The Gulf of California is home to Baja’s big five: whale sharks, hammerheads, sea lions, mantas and humpbacks. And with Cabo San Lucas sitting on the tip of Baja, where the Pacific meets the Gulf, it’s not only easy to get to but easy to get a glimpse of some of these big guys. Not far offshore, sites like the North Wall dip to about 60 feet. Though the water here is cooler, divers are rewarded with tons of life, including angel sharks, green moray eels and colorful angelfish. Farther out, sites like the Blowhole and Cabo Pulmo usually deliver visits from sea lions and dolphins before you even get your fins wet. Depths plummet to thousands of feet, bringing in schools of hammerheads, soaring mantas and even a humpback or two. Topside, everyone hits the lively downtown bars and restaurants, but for something a little off the beaten path, head to Todos Santos, a small artist’s town an hour up the coast from Cabo. There you can relive your dives over margaritas and fresh ceviche. — Tara Bradley

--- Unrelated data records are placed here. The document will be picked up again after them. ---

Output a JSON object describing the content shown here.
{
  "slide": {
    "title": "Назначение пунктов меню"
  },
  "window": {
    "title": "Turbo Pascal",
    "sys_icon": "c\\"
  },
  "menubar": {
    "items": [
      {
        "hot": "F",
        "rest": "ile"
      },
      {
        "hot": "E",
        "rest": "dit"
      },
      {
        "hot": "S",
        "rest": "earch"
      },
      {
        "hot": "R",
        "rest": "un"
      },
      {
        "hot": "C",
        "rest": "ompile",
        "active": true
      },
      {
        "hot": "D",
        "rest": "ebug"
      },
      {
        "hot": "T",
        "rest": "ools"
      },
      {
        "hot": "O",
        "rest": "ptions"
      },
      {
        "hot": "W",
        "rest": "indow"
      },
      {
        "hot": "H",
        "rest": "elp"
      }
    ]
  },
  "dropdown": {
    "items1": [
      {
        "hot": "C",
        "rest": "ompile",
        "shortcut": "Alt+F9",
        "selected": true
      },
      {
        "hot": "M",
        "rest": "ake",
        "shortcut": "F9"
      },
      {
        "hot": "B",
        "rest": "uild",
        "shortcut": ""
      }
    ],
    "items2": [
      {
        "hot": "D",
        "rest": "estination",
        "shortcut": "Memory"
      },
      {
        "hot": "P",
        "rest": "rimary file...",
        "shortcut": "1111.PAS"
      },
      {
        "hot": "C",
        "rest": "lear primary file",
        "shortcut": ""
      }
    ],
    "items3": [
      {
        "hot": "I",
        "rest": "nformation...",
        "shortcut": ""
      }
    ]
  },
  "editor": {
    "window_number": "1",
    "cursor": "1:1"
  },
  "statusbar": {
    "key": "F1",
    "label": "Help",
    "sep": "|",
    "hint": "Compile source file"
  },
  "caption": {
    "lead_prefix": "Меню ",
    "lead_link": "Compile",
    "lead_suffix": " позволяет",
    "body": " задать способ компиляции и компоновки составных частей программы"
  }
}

>> DIVE IT: Manta Scuba, caboscuba.com
Perhaps the greatest thing about Grand Cayman is that it offers so much to so many divers — new divers and more-experienced ones, solo travelers and divers traveling with their families or in groups. Whether you like reefs or wrecks, shallow dips or plunging walls, big-animal encounters or little critters, Grand Cayman is the perfect wintertime playground. This 22-by-8-mile island is ringed by hundreds of dive sites, many defined by precipitous walls, towering canyons and reefs laced with swim-throughs. In fact, thanks to the island's Dive 365 initiative, Grand Cayman will soon have 365 moored sites, one for each day of the year. Off Seven Mile Beach on the island’s West End, many of the sites are the stuff of legend — Orange Canyon, Trinity Caves, Eagle Ray Rock and Aquarium — and start in just 60 feet or so of calm blue (and warm!) water. North shore diving is characterized by steep drop-offs along North Wall and shallow sites found in North Sound; Stingray City, Grand Cayman’s world-famous animal encounter, is in only 12 feet of water in North Sound. The action continues on the island’s relaxed East End, where you can dive sites such as Split Rock. Grand Cayman's newest attraction, the Kittiwake is worth making a dive on, no matter where you're staying on the island. Combine all this underwater scenery with countless restaurants, bars and land-based recreational activities, and you’ll likely need more than a week to experience it all. — Patricia Wuest
>> DIVE IT: divecayman.ky